- A statement that the project is research and participation is voluntary
- A summary of the research, including:
- List of procedures
- Reasonable, foreseeable risks or discomforts
- Reasonable, expected benefits
- Alternative procedures or course of treatment, if any
New Basic and Additional Elements of Informed Consent
In addition to key information discussed above, the revised Common Rule added some basic and additional elements (when applicable) of informed consent which are outlined below:
|When your Research Involves...||Include in the Informed Consent...|
|The collection of identifiable private information or identifiable biospecimens||
One of the following statements:
|Use of biospecimens||
A statement indicating whether:
|Clinically relevant results||A statement indicating whether the clinical results (including individual research results) will be returned to the subject, and if so, under what conditions|
When research involving biospecimens…
|A statement indicating that the research will or might include whole genome sequencing (i.e., sequencing of a human germline or somatic specimen with the intent to generate the genome or exome sequence of that specimen)|
Changes to Waivers or Alterations of Informed Consent
The revised Common Rule adds and revises the previous criteria for waiver. These include major changes to the content, format and organization of the general waivers and alterations within the regulations and additional criteria for research accessing or using private information or identifiable biospecimens.
Key changes include:
- New criteria allowing for a waiver or iteration of consent in research involving public benefit and service programs conducted by or subject to the approval of state or local officials.
- Changes to the criteria for a general waiver or alteration of informed consent.
- A new provision allowing the IRB to approve a research proposal without individuals’ informed consent for screening, recruiting, or determining eligibility for inclusion in the study, if certain criteria are met.
Click here for a preview of our new guidance on waiver/alteration of informed consent.
For federally-sponsored clinical trials, a requirement has been added that a copy of the consent form must be posted to a "publicly available, federal website" (such as clinicaltrials.gov) post-recruitment and no later than 60 days after the last study visit by any subject. We are still awaiting confirmation from the federal government as to which federal website will be established as a repository for clinical trial consent forms.

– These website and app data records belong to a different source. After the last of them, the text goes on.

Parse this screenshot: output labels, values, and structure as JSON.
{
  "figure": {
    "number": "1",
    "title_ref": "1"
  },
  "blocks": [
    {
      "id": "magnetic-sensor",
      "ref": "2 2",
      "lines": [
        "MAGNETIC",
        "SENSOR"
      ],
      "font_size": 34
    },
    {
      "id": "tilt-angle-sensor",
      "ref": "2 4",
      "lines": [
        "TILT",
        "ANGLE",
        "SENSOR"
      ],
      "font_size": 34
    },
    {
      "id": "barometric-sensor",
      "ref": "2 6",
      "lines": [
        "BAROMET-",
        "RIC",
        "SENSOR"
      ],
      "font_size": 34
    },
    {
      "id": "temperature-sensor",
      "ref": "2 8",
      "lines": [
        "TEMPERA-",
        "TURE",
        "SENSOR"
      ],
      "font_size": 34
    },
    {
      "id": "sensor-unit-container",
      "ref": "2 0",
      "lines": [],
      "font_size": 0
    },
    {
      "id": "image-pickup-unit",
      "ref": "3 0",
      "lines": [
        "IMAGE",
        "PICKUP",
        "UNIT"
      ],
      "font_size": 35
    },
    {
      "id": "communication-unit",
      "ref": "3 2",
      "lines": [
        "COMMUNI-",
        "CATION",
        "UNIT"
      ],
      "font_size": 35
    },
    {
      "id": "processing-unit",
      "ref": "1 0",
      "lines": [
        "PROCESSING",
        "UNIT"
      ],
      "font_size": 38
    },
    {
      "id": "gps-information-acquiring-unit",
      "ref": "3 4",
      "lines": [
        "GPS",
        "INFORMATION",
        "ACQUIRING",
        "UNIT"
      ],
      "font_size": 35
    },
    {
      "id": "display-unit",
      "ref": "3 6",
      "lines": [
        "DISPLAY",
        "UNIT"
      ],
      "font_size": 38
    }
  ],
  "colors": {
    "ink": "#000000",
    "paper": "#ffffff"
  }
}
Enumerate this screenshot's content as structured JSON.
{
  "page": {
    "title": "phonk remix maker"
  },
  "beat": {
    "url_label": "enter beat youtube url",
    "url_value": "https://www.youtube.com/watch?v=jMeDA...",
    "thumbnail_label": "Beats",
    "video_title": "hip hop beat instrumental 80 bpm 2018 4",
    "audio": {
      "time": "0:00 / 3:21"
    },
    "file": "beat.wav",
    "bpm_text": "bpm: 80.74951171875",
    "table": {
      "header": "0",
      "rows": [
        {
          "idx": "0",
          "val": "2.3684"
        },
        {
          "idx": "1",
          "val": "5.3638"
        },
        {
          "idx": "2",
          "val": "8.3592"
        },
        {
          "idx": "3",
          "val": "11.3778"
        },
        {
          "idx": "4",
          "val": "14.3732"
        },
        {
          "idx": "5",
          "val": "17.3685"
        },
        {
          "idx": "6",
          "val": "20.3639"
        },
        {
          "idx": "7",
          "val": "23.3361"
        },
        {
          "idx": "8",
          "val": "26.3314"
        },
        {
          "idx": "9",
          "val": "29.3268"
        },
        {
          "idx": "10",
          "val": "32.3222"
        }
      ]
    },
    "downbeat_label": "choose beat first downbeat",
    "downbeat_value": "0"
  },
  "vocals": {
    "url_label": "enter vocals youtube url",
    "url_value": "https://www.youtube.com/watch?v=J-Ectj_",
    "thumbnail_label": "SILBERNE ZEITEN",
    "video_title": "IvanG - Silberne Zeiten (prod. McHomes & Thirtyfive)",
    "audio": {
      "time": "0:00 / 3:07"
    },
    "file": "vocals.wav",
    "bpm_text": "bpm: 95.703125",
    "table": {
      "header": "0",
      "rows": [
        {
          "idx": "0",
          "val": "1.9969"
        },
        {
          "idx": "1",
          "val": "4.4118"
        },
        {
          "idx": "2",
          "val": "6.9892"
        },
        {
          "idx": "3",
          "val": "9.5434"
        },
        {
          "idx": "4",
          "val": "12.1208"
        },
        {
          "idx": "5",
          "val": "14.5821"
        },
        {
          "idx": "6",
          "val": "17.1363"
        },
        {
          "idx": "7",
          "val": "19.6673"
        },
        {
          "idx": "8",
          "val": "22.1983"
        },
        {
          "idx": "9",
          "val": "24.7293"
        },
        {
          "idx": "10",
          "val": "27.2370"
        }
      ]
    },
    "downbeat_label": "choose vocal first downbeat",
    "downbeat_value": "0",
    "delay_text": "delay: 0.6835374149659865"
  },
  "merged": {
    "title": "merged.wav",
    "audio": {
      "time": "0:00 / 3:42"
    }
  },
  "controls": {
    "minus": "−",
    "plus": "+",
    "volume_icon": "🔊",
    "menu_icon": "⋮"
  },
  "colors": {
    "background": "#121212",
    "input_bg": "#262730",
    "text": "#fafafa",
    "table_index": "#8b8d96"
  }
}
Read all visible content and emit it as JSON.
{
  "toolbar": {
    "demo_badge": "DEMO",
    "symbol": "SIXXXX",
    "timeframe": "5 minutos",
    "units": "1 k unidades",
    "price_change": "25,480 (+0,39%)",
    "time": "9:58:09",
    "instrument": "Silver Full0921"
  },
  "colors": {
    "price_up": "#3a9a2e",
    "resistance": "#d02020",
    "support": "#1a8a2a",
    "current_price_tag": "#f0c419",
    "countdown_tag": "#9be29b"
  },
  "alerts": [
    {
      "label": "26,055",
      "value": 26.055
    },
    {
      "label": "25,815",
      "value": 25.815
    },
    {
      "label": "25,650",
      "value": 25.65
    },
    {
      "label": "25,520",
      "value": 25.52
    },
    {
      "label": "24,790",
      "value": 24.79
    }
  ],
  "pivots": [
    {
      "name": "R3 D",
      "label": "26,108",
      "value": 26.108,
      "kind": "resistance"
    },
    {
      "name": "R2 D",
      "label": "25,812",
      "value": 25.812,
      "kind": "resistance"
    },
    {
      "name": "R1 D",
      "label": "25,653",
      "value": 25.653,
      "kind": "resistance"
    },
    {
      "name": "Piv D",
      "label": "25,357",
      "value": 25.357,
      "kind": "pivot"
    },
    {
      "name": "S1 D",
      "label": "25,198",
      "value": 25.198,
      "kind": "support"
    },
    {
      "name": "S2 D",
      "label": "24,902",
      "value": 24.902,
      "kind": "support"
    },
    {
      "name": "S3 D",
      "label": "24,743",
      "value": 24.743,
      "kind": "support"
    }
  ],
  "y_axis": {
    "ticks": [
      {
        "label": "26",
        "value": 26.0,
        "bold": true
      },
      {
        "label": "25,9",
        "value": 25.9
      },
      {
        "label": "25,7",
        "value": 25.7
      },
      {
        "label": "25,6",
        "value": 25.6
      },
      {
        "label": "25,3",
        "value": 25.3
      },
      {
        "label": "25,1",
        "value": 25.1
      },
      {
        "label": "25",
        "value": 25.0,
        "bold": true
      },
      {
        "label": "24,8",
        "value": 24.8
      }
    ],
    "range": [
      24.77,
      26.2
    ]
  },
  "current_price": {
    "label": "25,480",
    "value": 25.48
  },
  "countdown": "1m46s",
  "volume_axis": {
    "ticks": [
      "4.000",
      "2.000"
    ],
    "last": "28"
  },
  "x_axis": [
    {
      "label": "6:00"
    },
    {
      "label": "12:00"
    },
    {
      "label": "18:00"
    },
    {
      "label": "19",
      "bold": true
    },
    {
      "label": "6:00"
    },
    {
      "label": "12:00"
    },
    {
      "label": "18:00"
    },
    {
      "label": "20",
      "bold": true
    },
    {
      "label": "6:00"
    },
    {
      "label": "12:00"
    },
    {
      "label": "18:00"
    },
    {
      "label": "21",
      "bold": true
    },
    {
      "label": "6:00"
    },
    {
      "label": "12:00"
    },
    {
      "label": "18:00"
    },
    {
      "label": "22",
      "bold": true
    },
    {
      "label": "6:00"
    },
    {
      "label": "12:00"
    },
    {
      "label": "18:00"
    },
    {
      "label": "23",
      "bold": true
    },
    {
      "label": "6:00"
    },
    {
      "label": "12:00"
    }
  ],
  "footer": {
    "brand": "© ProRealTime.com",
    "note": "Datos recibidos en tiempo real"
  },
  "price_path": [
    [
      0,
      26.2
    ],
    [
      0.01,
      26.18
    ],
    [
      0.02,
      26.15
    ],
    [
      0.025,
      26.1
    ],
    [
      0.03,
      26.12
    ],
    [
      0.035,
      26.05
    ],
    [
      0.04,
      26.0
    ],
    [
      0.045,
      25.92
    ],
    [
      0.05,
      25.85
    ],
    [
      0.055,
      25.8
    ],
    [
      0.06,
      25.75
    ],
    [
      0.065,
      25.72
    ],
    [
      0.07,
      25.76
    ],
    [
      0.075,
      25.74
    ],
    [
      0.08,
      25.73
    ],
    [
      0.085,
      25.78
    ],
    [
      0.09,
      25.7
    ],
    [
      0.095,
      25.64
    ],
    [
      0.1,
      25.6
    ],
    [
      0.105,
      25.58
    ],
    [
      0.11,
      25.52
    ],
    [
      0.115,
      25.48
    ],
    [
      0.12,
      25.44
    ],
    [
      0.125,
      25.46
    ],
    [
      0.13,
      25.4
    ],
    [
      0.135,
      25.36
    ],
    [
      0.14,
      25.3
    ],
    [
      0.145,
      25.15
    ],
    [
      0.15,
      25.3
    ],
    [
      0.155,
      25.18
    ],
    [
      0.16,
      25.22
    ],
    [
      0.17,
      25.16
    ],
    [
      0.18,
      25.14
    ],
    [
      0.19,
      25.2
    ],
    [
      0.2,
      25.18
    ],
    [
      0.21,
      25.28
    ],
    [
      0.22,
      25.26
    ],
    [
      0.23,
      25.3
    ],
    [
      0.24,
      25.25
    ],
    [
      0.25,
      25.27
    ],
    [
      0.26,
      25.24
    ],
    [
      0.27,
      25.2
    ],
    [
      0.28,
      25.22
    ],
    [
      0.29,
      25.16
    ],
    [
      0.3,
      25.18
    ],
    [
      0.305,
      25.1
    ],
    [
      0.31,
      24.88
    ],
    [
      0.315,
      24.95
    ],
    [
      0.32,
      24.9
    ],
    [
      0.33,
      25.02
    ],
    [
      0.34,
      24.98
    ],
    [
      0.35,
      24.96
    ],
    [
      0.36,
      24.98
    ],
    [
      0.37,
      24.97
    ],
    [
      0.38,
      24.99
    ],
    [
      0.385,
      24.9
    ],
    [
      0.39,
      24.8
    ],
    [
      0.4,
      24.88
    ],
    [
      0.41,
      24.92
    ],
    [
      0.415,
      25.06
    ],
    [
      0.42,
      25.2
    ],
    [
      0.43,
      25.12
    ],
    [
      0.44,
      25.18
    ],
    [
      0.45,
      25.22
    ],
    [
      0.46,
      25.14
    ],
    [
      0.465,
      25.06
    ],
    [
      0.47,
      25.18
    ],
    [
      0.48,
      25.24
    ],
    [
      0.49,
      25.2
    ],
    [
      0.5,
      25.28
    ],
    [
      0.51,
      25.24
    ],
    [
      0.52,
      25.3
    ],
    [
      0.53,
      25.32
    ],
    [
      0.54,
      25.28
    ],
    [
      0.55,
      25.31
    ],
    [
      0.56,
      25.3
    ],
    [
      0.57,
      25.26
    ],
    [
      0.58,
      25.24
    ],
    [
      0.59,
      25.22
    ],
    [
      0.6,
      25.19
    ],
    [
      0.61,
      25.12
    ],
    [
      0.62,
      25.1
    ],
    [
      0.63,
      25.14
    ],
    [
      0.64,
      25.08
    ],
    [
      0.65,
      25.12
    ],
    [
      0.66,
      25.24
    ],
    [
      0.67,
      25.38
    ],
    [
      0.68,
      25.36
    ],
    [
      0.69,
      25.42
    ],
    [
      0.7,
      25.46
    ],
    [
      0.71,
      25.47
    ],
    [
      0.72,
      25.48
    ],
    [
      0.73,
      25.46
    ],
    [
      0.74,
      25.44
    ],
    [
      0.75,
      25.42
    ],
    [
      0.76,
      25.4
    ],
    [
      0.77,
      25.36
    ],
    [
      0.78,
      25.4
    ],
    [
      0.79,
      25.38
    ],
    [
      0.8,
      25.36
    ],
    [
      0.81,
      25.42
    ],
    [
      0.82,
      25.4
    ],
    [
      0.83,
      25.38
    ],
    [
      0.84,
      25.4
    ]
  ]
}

Per the revised Common Rule, a clinical trial means “a research study in which one or more human subjects are prospectively assigned to one or more interventions (which may include placebo or other control) to evaluate the effects of the interventions on biomedical or behavioral health-related outcomes.”
In the revised Common Rule, "broad consent" is an alternative consent process only for the storage, maintenance, and secondary use of identifiable private information or identifiable biospecimens for future, yet-to-be-specified research. The use of broad consent requires that the investigator maintain a sophisticated tracking system. For this reason, and because the regulations permit the secondary research use of identifiable data/biospecimens through study-specific consent, IRB waiver of consent, or removal of identifiers, the UO IRB does not plan to implement the broad consent option at this time. Please contact Research Compliance Services if you have any questions.
For full details about broad consent including the requirements (in addition to tracking), limitations, and considerations for use, see SACHRP's Recommendations for Broad Consent Guidance.